Take Tagrisso exactly as your doctor tells you to take it.
Your doctor may change your dose, temporarily stop, or permanently stop treatment with Tagrisso if you have side effects.
Tagrisso is available in tablet form. It is typically taken once a day, with or without food.
If you miss a dose of Tagrisso, do not make up for the missed dose. Take your next dose at your regular time.
If you cannot swallow Tagrisso tablets whole:
- place your dose of Tagrisso in a container that contains 2 ounces of water. Do not use carbonated water or any other liquids.
- stir the Tagrisso tablet and water until the Tagrisso tablet is in small pieces (the tablet will not completely dissolve). Do not crush or heat.
- drink the Tagrisso and water mixture right away.
- add 4 to 8 ounces of water into the container and drink to make sure that you take your full dose of Tagrisso.
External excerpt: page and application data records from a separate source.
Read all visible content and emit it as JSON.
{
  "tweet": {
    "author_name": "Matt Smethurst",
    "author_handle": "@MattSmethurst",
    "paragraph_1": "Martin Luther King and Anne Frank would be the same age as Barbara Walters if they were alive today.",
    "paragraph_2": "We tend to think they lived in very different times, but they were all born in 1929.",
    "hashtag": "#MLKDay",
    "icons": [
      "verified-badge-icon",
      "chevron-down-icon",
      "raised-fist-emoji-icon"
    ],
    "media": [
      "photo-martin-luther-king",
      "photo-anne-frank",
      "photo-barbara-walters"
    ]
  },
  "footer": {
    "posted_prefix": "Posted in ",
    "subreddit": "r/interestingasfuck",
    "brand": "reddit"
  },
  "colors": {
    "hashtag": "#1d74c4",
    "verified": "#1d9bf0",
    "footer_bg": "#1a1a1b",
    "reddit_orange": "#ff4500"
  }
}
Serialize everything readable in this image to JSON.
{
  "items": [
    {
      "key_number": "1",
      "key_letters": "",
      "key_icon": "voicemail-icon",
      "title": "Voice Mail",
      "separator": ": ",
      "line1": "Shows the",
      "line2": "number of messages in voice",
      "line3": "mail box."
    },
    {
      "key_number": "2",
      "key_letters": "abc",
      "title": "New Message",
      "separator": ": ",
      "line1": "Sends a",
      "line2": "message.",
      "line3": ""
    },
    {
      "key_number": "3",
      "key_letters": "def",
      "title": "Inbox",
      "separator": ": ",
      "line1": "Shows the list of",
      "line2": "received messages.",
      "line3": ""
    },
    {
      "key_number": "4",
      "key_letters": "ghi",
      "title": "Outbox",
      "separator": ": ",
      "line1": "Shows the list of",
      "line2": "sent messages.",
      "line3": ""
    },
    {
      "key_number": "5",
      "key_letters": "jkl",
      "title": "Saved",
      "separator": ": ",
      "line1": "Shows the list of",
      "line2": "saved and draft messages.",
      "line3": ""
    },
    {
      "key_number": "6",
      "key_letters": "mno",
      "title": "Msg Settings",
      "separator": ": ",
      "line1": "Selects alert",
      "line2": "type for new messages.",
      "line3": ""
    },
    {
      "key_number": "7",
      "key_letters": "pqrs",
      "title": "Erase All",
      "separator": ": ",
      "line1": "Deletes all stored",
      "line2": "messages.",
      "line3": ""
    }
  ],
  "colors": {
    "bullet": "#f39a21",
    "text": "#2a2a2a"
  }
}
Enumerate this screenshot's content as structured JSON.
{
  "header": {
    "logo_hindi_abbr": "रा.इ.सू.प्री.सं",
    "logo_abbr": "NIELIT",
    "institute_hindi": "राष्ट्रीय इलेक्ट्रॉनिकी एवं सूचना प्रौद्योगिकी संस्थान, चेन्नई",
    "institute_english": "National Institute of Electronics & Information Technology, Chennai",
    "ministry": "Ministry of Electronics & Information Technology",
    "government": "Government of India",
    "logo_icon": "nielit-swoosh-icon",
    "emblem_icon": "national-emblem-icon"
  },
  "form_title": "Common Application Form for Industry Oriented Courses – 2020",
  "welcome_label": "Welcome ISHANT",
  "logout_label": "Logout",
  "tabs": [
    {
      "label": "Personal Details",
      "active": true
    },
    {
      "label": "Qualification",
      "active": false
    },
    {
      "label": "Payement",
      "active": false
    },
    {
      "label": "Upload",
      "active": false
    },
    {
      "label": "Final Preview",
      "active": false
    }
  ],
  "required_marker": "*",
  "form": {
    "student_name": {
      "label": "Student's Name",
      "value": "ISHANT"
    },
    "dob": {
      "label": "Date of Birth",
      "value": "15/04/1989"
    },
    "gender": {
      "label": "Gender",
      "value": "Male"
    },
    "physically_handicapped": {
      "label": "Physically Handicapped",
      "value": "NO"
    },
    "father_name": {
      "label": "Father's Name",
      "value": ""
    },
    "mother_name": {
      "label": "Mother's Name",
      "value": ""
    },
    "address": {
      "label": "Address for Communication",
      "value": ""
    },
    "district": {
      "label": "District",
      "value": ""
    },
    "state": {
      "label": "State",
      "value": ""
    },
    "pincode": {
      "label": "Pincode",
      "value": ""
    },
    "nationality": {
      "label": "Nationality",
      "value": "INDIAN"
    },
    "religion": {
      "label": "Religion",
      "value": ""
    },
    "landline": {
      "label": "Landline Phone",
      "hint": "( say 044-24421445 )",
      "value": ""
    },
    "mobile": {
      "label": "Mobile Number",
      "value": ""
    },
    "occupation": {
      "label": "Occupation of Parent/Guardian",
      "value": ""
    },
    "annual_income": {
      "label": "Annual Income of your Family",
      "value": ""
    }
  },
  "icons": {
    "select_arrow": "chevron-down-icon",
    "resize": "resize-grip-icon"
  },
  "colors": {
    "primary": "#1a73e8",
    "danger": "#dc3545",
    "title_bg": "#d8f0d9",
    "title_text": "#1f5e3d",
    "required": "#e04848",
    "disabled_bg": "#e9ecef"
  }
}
Take this medication exactly as prescribed by your doctor. Follow the directions on your prescription label carefully.
If you take too much Tagrisso, call your healthcare provider or local Poison Control Center, or seek emergency medical attention right away.
- Store Tagrisso at room temperature between 68°F to 77°F (20°C to 25°C).
- Safely throw away medicine that is out of date or that you no longer need.
- Keep Tagrisso and all medicines out of the reach of children.